William S. Burroughs was one of the twentieth century’s most iconoclastic literary and artistic figures, an inimitable writer whose groundbreaking work in novels such as Junky and Naked Lunch forever altered the shape of American culture. Now, in this long anticipated collection, editor Bill Morgan takes readers through Burroughs’ correspondence from the early sixties through the mid-seventies, in more than three hundred letters that document Burroughs’ steady drift away from the Beat circle and that witness an era in which he became the center of a new coterie of creative people who would establish his reputation as an influential artistic and cultural leader beyond the literary world, toward multimedia.
Written to recipients such as Allen Ginsberg, Gregory Corso, Jack Kerouac, Timothy Leary, and Burroughs’ son, Billy Burroughs Jr., these letters shed new light on the writer’s controversial artistic process and literary experimentation, as well as his complex personal life. Here are letters to new friends in North Africa and Europe—partners in Burroughs’ expatriate life—including Paul Bowles, Ian Sommerville, Michael Portman, Alex Trocchi, and the surrealist artist Brion Gysin, who became a close confidant and whose “cut-up method” would deeply influence Burroughs’ writing.

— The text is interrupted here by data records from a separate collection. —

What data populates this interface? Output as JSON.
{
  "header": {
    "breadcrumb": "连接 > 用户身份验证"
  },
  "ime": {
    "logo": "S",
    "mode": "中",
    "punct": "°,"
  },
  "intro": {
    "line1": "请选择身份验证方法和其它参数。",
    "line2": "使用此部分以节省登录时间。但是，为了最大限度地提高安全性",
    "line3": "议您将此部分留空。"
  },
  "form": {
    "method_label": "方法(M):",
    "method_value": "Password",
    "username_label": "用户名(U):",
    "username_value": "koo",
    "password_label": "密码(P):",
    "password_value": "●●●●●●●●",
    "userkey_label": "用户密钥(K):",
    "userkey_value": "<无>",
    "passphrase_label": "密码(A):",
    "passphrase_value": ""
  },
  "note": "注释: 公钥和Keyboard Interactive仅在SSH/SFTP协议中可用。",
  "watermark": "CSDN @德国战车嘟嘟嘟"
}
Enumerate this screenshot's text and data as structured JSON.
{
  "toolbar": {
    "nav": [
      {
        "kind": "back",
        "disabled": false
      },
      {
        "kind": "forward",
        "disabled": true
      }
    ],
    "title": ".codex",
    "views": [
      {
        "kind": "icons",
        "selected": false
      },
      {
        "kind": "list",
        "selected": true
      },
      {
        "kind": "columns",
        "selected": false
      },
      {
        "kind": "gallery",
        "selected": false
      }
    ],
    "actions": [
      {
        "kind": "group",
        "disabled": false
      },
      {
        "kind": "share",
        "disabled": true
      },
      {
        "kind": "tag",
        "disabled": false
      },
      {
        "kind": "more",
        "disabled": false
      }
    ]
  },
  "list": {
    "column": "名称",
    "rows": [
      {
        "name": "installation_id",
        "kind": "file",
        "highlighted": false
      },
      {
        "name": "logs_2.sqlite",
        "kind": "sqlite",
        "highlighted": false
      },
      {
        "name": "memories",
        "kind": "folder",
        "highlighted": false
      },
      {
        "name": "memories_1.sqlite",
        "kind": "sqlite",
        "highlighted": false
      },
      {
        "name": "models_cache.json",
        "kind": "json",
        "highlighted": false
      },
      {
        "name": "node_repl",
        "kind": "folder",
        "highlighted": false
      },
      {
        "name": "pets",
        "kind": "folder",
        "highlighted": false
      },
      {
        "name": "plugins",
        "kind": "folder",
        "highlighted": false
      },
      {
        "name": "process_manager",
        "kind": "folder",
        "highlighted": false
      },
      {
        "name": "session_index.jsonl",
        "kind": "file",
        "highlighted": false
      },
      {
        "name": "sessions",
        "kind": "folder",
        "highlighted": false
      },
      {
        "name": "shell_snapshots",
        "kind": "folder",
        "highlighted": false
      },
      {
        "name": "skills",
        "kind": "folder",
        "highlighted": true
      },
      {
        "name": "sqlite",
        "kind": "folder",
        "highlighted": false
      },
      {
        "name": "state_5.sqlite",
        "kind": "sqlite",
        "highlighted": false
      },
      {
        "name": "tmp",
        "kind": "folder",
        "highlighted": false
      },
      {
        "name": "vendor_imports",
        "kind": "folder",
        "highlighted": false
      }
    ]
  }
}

An intimate glimpse into the private life of an often misunderstood artist, Rub Out the Words is also an unforgettable portrait of one of the twentieth century’s most uncompromising literary personalities.